Neptune 30.0AU __ cm light blue
* Pluto (closest) 29.7AU __ cm brown
Pluto (average) 39.5AU __ cm brown
Pluto (most distant) 49.3AU __ cm brown

* Extension 1: You can add "dwarf planet" Pluto’s nearest and most distant points to illustrate that Pluto’s orbit is much different than the eight major planets. This was one element of the decision to describe Pluto as a dwarf planet. When Pluto is closest to the sun it is inside the orbit of Neptune. If a bead is to be added for Pluto at this point it needs to be on the string before the Neptune bead is tied off. So the order will be: Uranus, Pluto, Neptune, Pluto, Pluto.

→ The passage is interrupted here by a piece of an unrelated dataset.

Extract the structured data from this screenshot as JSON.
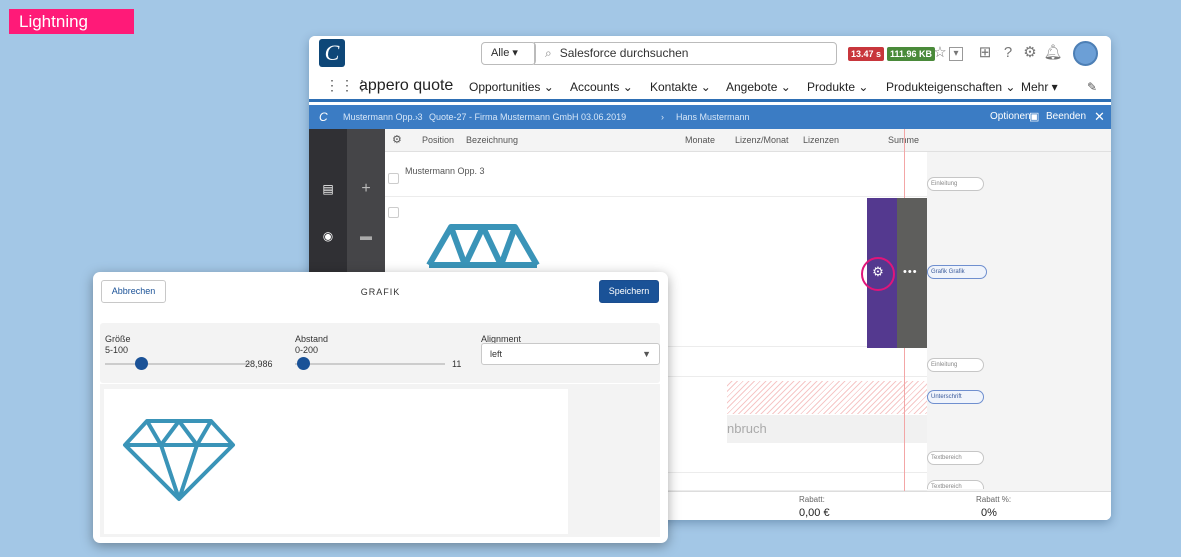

Extension 2: Consider that if you were traveling at the speed of light, it would take 8 minutes and 19 seconds (or about 8.3 minutes) to travel from the sun to the Earth (1 AU). Using this measure, students can calculate the light-time from the sun to each planet. It would take 4.3 years (traveling at the speed of light – 300,000 kilometers per second) to reach the next nearest star system, Alpha Centauri!

Extension 3: The Voyager spacecraft are the most distant human-made objects. Launched in 1977, the mission flew by all four of the "Jovian" planets -- Jupiter, Saturn, Uranus and Neptune (only Voyager 2 flew past Uranus and Neptune) -- and kept on going. At the start of 2010 Voyager 1 was 111.4AU from the sun, almost four times as distant as Neptune! Each year it moves another 3.5AU farther. Add Voyager 1 by tying additional string on to the end of your solar system.

Materials:
• Planet beads (large craft pony beads in 11 colors) roughly approximating the appearance of the planets and the sun
• Five meters of string for each student
• Small piece of cardboard to wrap solar system string around (10 cm x 10 cm)
• Meter sticks or rulers with centimeter markings for each student or group to share
• Student calculations table, one for each student

Background:
• To speed up the activity for younger students, the string may be pre-cut and a set of solar system beads may be put into a plastic zip-lock bag for teach student.  Also, for younger students, a measured marking grid can be put on a table top so the students can mark their measured distances and then tie off the beads.  If the pre-marking method is used, extra distance must be added to each planet distance to accommodate the string within each knot (approximately 4 centimeters for a double knot around the bead).  Tape newspaper to the surface where the students will be marking their strings so they do not mark up the counter or floor.
• For older students, measurements are made each time from the sun to the planet and tied on after each measurement.

Student Procedure:
1. Convert the various astronomical unit distances to centimeters and complete the chart on the student calculations table.
2. Measure and cut a piece of string 4.5 meters long.
3. Using the calculated centimeter distance, tie the bead onto the string using a double knot.
4. When finished with the activity wrap the solar system string (with beads) around the cardboard holder.

Planet AU Scale Value (cm) Color
Sun 0.0AU 0 cm yellow
Mercury 0.4AU 4 cm solid red
Venus 0.7AU 7 cm cream
Earth 1.0AU 10 cm clear blue
Mars 1.5AU 15 cm clear red
Asteroid belt 2.8AU 28 cm black
Jupiter 5.2AU 52 cm orange
Saturn 9.6AU 96 cm clear gold
Uranus 19.2AU 192 cm dark blue
Neptune 30.0AU 300 cm light blue
* Pluto (closest) 29.7AU 297 cm brown
Pluto (average) 39.5AU 395 cm brown
Pluto (most distant) 49.3AU 493 cm brown
Voyager 1 111.4AU 1,114 cm any color

Credits: Tom Gates – NASA Educator, NASA Ames Research Center. Adapted by Steve Klug, Fees Middle School, Tempe, AZ, Sheri Klug, ASU Mars K-12 Education Program, Tempe, AZ, David Seidel, Jet Propulsion Laboratory, Pasadena, CA.

Student Calculations Table:

Planet AU Scale Value (cm) Color
Sun 0.0AU 0 cm yellow
Mercury 0.4AU __ cm solid red
Venus 0.7AU __ cm cream
Earth 1.0AU 10 cm clear blue
Mars 1.5AU __ cm clear red
Asteroid belt 2.8AU __ cm black
Jupiter 5.2AU __ cm orange
Saturn 9.6AU __ cm clear gold
Uranus 19.2AU __ cm dark blue
Neptune 30.0AU __ cm light blue
* Pluto (closest) 29.7AU __ cm brown
Pluto (average) 39.5AU __ cm brown
Pluto (most distant) 49.3AU __ cm brown